● Input data
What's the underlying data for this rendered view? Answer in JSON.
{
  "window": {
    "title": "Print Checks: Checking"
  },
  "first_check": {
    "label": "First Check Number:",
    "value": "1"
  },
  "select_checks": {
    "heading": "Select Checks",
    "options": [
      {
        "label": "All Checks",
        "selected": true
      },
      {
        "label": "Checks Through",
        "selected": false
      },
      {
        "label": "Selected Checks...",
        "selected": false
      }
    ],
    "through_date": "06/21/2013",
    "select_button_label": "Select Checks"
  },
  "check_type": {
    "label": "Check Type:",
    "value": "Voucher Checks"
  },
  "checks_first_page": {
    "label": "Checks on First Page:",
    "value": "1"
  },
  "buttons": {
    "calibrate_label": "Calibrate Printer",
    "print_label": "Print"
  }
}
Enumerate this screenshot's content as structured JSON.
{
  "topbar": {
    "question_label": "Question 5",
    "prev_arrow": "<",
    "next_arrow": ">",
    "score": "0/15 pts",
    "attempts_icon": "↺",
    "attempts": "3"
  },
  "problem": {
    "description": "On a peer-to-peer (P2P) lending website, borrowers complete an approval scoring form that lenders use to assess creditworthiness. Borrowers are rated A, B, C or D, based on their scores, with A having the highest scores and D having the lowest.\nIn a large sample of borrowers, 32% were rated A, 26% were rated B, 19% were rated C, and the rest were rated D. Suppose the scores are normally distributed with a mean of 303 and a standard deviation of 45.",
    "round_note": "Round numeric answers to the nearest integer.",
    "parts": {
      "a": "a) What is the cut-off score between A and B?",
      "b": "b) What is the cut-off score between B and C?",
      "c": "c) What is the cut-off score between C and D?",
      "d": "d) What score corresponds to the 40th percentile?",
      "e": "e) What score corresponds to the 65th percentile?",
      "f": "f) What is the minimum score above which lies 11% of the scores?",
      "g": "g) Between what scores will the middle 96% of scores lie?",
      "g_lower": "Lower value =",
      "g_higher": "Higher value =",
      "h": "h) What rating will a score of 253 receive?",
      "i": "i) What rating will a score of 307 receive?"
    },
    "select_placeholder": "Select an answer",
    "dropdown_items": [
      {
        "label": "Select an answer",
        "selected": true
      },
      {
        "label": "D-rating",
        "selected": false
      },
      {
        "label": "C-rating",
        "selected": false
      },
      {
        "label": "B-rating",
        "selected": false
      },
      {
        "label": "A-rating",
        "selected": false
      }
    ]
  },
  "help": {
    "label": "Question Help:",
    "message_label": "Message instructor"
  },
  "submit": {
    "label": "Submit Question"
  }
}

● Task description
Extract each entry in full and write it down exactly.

● Worked solution
What's the underlying data for this rendered view? Answer in JSON.
{
  "window": {
    "title": "Print Checks: Checking"
  },
  "first_check": {
    "label": "First Check Number:",
    "value": "1"
  },
  "select_checks": {
    "heading": "Select Checks",
    "options": [
      {
        "label": "All Checks",
        "selected": true
      },
      {
        "label": "Checks Through",
        "selected": false
      },
      {
        "label": "Selected Checks...",
        "selected": false
      }
    ],
    "through_date": "06/21/2013",
    "select_button_label": "Select Checks"
  },
  "check_type": {
    "label": "Check Type:",
    "value": "Voucher Checks"
  },
  "checks_first_page": {
    "label": "Checks on First Page:",
    "value": "1"
  },
  "buttons": {
    "calibrate_label": "Calibrate Printer",
    "print_label": "Print"
  }
}
Enumerate this screenshot's content as structured JSON.
{
  "topbar": {
    "question_label": "Question 5",
    "prev_arrow": "<",
    "next_arrow": ">",
    "score": "0/15 pts",
    "attempts_icon": "↺",
    "attempts": "3"
  },
  "problem": {
    "description": "On a peer-to-peer (P2P) lending website, borrowers complete an approval scoring form that lenders use to assess creditworthiness. Borrowers are rated A, B, C or D, based on their scores, with A having the highest scores and D having the lowest.\nIn a large sample of borrowers, 32% were rated A, 26% were rated B, 19% were rated C, and the rest were rated D. Suppose the scores are normally distributed with a mean of 303 and a standard deviation of 45.",
    "round_note": "Round numeric answers to the nearest integer.",
    "parts": {
      "a": "a) What is the cut-off score between A and B?",
      "b": "b) What is the cut-off score between B and C?",
      "c": "c) What is the cut-off score between C and D?",
      "d": "d) What score corresponds to the 40th percentile?",
      "e": "e) What score corresponds to the 65th percentile?",
      "f": "f) What is the minimum score above which lies 11% of the scores?",
      "g": "g) Between what scores will the middle 96% of scores lie?",
      "g_lower": "Lower value =",
      "g_higher": "Higher value =",
      "h": "h) What rating will a score of 253 receive?",
      "i": "i) What rating will a score of 307 receive?"
    },
    "select_placeholder": "Select an answer",
    "dropdown_items": [
      {
        "label": "Select an answer",
        "selected": true
      },
      {
        "label": "D-rating",
        "selected": false
      },
      {
        "label": "C-rating",
        "selected": false
      },
      {
        "label": "B-rating",
        "selected": false
      },
      {
        "label": "A-rating",
        "selected": false
      }
    ]
  },
  "help": {
    "label": "Question Help:",
    "message_label": "Message instructor"
  },
  "submit": {
    "label": "Submit Question"
  }
}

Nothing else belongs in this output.